precedent takes that claim and folds it into the False Arrest Claim. Accordingly, the Plaintiffs’
Excessive Force Claim as pled is dismissed without prejudice.
5. Abandonment of the Plaintiffs’ Count V – Failure-to-Intervene Claims
As with the False Imprisonment Claims above, the Plaintiffs failed to argue or mention
the Failure-to-Intervene Claim at all in their Response to the Defendants’ Motion to Dismiss.
Likewise, those claims are due to be dismissed. Cf. Drakeford v. Alabama Co-op. Extension
System, 416 F. Supp. 2d 1286, 1313 (M.D. Ala. 2006) (citing Road Sprinkler Fitters Local
Union No. 669 v. Indep. Sprinkler Corp., 10 F.3d 1563, 1568 (11th Cir.1994)).
At this stage in the litigation, the Defendants Motion to Dismiss is due to be granted only
in part; however, this determination will not prejudice the Defendants from seeking to raise
qualified immunity at the summary judgment stage if they so choose. Accordingly, it is hereby
1. The Motion to Dismiss of Defendants Dollar and Loyless is GRANTED to the
a. Counts I, II, III, V, and VII are dismissed with prejudice as to Dollar and
Loyless in their official capacity.
b. Count I is dismissed without prejudice as to Dollar and Loyless in their
individual capacity, with leave to amend, if appropriate.
c. Count V is dismissed with prejudice as to Dollar and Loyless in their individual
d. Count VII is dismissed with prejudice as to Dollar and Loyless in their

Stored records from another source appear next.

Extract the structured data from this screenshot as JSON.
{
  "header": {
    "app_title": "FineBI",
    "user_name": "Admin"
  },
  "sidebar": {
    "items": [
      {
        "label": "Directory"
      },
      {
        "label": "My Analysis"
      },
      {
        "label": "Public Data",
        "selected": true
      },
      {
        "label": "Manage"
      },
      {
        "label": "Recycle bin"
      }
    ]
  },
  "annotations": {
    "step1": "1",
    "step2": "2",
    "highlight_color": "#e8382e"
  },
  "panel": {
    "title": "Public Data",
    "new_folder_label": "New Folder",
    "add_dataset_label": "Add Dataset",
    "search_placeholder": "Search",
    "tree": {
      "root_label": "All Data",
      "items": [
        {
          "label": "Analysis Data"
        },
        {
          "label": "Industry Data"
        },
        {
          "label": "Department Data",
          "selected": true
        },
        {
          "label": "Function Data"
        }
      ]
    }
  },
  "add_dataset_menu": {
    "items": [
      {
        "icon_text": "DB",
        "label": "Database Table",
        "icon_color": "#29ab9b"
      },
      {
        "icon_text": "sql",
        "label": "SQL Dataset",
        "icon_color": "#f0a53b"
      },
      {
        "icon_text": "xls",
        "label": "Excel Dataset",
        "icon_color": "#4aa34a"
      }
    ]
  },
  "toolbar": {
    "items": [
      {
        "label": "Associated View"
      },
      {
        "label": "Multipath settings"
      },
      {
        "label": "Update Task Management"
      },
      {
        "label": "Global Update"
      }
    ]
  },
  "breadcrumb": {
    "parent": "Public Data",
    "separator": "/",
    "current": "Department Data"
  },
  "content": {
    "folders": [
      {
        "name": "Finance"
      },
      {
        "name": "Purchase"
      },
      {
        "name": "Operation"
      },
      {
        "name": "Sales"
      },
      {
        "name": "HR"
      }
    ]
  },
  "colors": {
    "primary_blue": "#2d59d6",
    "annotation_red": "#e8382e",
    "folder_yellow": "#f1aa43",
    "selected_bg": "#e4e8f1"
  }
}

2. The Defendants’ Motion to Dismiss is DENIED in all other respects.
3. The case will proceed at this time on Count II and Count III against Dollar and Loyless
in their individual Capacity.

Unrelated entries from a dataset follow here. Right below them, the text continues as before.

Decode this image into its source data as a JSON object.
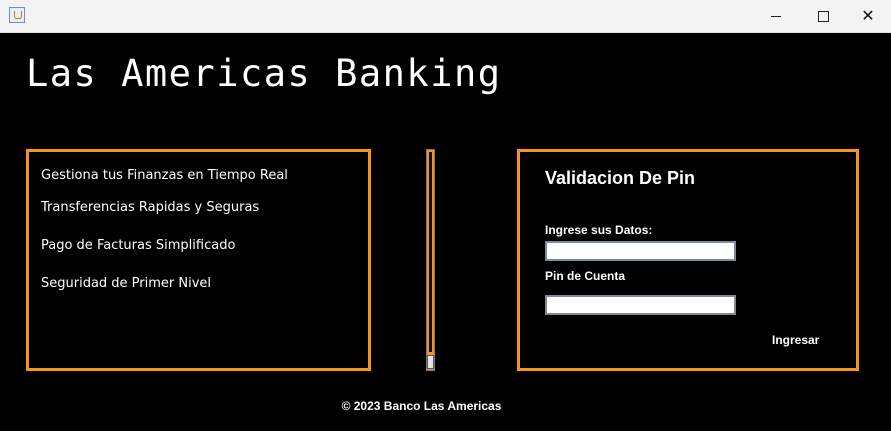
{
  "window": {
    "app_icon": "java-cup-icon",
    "controls": {
      "minimize": "minimize-icon",
      "maximize": "maximize-icon",
      "close": "close-icon"
    }
  },
  "brand": {
    "title": "Las Americas Banking"
  },
  "features": {
    "items": [
      "Gestiona tus Finanzas en Tiempo Real",
      "Transferencias Rapidas y Seguras",
      "Pago de Facturas Simplificado",
      "Seguridad de Primer Nivel"
    ]
  },
  "login": {
    "title": "Validacion De Pin",
    "data_label": "Ingrese sus Datos:",
    "data_value": "",
    "pin_label": "Pin de Cuenta",
    "pin_value": "",
    "submit_label": "Ingresar"
  },
  "footer": {
    "text": "© 2023 Banco Las Americas"
  },
  "colors": {
    "accent": "#f7931e",
    "background": "#000000",
    "text": "#ffffff"
  }
}
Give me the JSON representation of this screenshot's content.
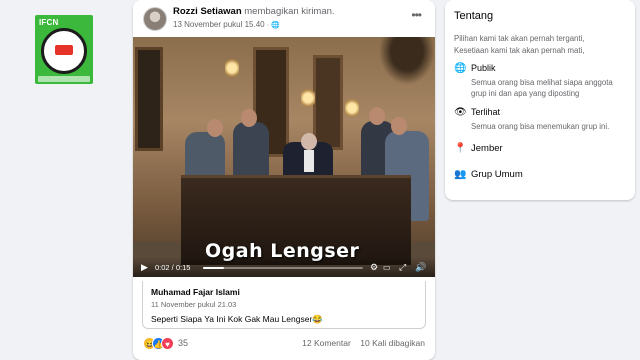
{
  "post": {
    "author": "Rozzi Setiawan",
    "action": "membagikan kiriman.",
    "timestamp": "13 November pukul 15.40",
    "more_label": "•••"
  },
  "video": {
    "caption": "Ogah Lengser",
    "time": "0:02 / 0:15",
    "progress": 0.13
  },
  "shared_post": {
    "author": "Muhamad Fajar Islami",
    "timestamp": "11 November pukul 21.03",
    "text": "Seperti Siapa Ya Ini Kok Gak Mau Lengser😂"
  },
  "engagement": {
    "reactions": [
      "haha",
      "like",
      "love"
    ],
    "reaction_count": "35",
    "comments": "12 Komentar",
    "shares": "10 Kali dibagikan"
  },
  "about": {
    "title": "Tentang",
    "description_line1": "Pilihan kami tak akan pernah terganti,",
    "description_line2": "Kesetiaan kami tak akan pernah mati,",
    "public_title": "Publik",
    "public_desc_line1": "Semua orang bisa melihat siapa anggota",
    "public_desc_line2": "grup ini dan apa yang diposting",
    "visible_title": "Terlihat",
    "visible_desc": "Semua orang bisa menemukan grup ini.",
    "location": "Jember",
    "group_type": "Grup Umum"
  },
  "badge": {
    "text": "IFCN",
    "icon": "ifcn-signatory-badge"
  },
  "colors": {
    "badge_green": "#3cb93c",
    "link_blue": "#1877f2",
    "muted_text": "#65676b"
  }
}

Done this 7th day of November, 2011.
/s/ W. Harold Albritton
W. HAROLD ALBRITTON
SENIOR UNITED STATES DISTRICT JUDGE
Disclaimer: Justia Dockets & Filings provides public litigation records from the federal appellate and district courts. These filings and docket sheets should not be considered findings of fact or liability, nor do they necessarily reflect the view of Justia.
Why Is My Information Online?